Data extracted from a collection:
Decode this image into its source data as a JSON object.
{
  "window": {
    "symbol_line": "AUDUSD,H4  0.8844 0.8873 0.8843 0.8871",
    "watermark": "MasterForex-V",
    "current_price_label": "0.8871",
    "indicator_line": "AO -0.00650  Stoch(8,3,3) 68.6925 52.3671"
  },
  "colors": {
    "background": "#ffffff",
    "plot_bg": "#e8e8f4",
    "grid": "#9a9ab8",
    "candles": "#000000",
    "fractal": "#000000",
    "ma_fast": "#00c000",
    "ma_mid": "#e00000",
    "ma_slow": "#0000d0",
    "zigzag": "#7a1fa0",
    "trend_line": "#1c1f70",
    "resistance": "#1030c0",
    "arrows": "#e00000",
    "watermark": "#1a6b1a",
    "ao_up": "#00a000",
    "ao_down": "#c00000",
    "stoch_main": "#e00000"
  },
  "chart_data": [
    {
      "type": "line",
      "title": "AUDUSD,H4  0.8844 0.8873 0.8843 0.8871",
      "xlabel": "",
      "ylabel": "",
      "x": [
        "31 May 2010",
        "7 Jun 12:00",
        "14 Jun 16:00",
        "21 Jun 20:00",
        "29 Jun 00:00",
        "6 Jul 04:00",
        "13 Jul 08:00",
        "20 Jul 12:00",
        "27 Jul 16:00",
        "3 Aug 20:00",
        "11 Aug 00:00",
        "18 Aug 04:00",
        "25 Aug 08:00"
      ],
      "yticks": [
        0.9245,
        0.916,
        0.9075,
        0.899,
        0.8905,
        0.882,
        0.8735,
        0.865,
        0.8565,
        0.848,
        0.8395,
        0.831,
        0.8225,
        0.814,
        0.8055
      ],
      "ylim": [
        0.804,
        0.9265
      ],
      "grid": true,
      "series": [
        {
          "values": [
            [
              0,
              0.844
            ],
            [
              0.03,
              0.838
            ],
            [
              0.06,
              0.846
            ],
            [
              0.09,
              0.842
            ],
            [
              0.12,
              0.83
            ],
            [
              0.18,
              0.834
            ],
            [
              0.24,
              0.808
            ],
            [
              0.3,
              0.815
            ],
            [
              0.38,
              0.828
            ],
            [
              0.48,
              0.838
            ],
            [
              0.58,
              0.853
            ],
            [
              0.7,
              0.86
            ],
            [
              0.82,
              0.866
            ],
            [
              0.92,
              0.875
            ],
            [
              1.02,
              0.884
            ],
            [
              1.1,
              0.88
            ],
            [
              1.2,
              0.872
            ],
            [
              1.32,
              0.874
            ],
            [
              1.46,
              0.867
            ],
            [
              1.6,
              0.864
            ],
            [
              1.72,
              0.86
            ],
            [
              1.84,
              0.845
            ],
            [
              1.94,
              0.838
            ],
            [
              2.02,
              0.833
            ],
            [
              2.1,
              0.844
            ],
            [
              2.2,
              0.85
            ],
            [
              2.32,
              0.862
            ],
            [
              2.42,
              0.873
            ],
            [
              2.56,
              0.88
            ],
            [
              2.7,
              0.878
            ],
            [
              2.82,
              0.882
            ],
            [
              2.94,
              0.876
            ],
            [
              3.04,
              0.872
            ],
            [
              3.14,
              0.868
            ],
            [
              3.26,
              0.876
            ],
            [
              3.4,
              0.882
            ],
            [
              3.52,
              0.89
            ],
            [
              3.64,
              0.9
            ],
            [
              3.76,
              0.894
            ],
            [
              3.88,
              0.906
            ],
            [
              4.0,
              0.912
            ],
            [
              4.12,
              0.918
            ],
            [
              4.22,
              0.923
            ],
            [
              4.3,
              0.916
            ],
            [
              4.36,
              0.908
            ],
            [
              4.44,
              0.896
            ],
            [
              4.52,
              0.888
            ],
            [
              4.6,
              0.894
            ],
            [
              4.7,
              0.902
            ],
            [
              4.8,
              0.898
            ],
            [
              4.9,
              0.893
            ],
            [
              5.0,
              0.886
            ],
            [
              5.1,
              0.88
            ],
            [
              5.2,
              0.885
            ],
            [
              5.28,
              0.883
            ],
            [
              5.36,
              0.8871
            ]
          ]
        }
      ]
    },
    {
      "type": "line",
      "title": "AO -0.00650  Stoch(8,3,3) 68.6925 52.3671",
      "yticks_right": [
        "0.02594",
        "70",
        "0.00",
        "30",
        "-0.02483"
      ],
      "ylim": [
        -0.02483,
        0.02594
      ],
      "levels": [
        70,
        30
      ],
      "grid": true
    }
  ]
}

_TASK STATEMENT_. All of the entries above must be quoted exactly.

_RESPONSE_.
Decode this image into its source data as a JSON object.
{
  "window": {
    "symbol_line": "AUDUSD,H4  0.8844 0.8873 0.8843 0.8871",
    "watermark": "MasterForex-V",
    "current_price_label": "0.8871",
    "indicator_line": "AO -0.00650  Stoch(8,3,3) 68.6925 52.3671"
  },
  "colors": {
    "background": "#ffffff",
    "plot_bg": "#e8e8f4",
    "grid": "#9a9ab8",
    "candles": "#000000",
    "fractal": "#000000",
    "ma_fast": "#00c000",
    "ma_mid": "#e00000",
    "ma_slow": "#0000d0",
    "zigzag": "#7a1fa0",
    "trend_line": "#1c1f70",
    "resistance": "#1030c0",
    "arrows": "#e00000",
    "watermark": "#1a6b1a",
    "ao_up": "#00a000",
    "ao_down": "#c00000",
    "stoch_main": "#e00000"
  },
  "chart_data": [
    {
      "type": "line",
      "title": "AUDUSD,H4  0.8844 0.8873 0.8843 0.8871",
      "xlabel": "",
      "ylabel": "",
      "x": [
        "31 May 2010",
        "7 Jun 12:00",
        "14 Jun 16:00",
        "21 Jun 20:00",
        "29 Jun 00:00",
        "6 Jul 04:00",
        "13 Jul 08:00",
        "20 Jul 12:00",
        "27 Jul 16:00",
        "3 Aug 20:00",
        "11 Aug 00:00",
        "18 Aug 04:00",
        "25 Aug 08:00"
      ],
      "yticks": [
        0.9245,
        0.916,
        0.9075,
        0.899,
        0.8905,
        0.882,
        0.8735,
        0.865,
        0.8565,
        0.848,
        0.8395,
        0.831,
        0.8225,
        0.814,
        0.8055
      ],
      "ylim": [
        0.804,
        0.9265
      ],
      "grid": true,
      "series": [
        {
          "values": [
            [
              0,
              0.844
            ],
            [
              0.03,
              0.838
            ],
            [
              0.06,
              0.846
            ],
            [
              0.09,
              0.842
            ],
            [
              0.12,
              0.83
            ],
            [
              0.18,
              0.834
            ],
            [
              0.24,
              0.808
            ],
            [
              0.3,
              0.815
            ],
            [
              0.38,
              0.828
            ],
            [
              0.48,
              0.838
            ],
            [
              0.58,
              0.853
            ],
            [
              0.7,
              0.86
            ],
            [
              0.82,
              0.866
            ],
            [
              0.92,
              0.875
            ],
            [
              1.02,
              0.884
            ],
            [
              1.1,
              0.88
            ],
            [
              1.2,
              0.872
            ],
            [
              1.32,
              0.874
            ],
            [
              1.46,
              0.867
            ],
            [
              1.6,
              0.864
            ],
            [
              1.72,
              0.86
            ],
            [
              1.84,
              0.845
            ],
            [
              1.94,
              0.838
            ],
            [
              2.02,
              0.833
            ],
            [
              2.1,
              0.844
            ],
            [
              2.2,
              0.85
            ],
            [
              2.32,
              0.862
            ],
            [
              2.42,
              0.873
            ],
            [
              2.56,
              0.88
            ],
            [
              2.7,
              0.878
            ],
            [
              2.82,
              0.882
            ],
            [
              2.94,
              0.876
            ],
            [
              3.04,
              0.872
            ],
            [
              3.14,
              0.868
            ],
            [
              3.26,
              0.876
            ],
            [
              3.4,
              0.882
            ],
            [
              3.52,
              0.89
            ],
            [
              3.64,
              0.9
            ],
            [
              3.76,
              0.894
            ],
            [
              3.88,
              0.906
            ],
            [
              4.0,
              0.912
            ],
            [
              4.12,
              0.918
            ],
            [
              4.22,
              0.923
            ],
            [
              4.3,
              0.916
            ],
            [
              4.36,
              0.908
            ],
            [
              4.44,
              0.896
            ],
            [
              4.52,
              0.888
            ],
            [
              4.6,
              0.894
            ],
            [
              4.7,
              0.902
            ],
            [
              4.8,
              0.898
            ],
            [
              4.9,
              0.893
            ],
            [
              5.0,
              0.886
            ],
            [
              5.1,
              0.88
            ],
            [
              5.2,
              0.885
            ],
            [
              5.28,
              0.883
            ],
            [
              5.36,
              0.8871
            ]
          ]
        }
      ]
    },
    {
      "type": "line",
      "title": "AO -0.00650  Stoch(8,3,3) 68.6925 52.3671",
      "yticks_right": [
        "0.02594",
        "70",
        "0.00",
        "30",
        "-0.02483"
      ],
      "ylim": [
        -0.02483,
        0.02594
      ],
      "levels": [
        70,
        30
      ],
      "grid": true
    }
  ]
}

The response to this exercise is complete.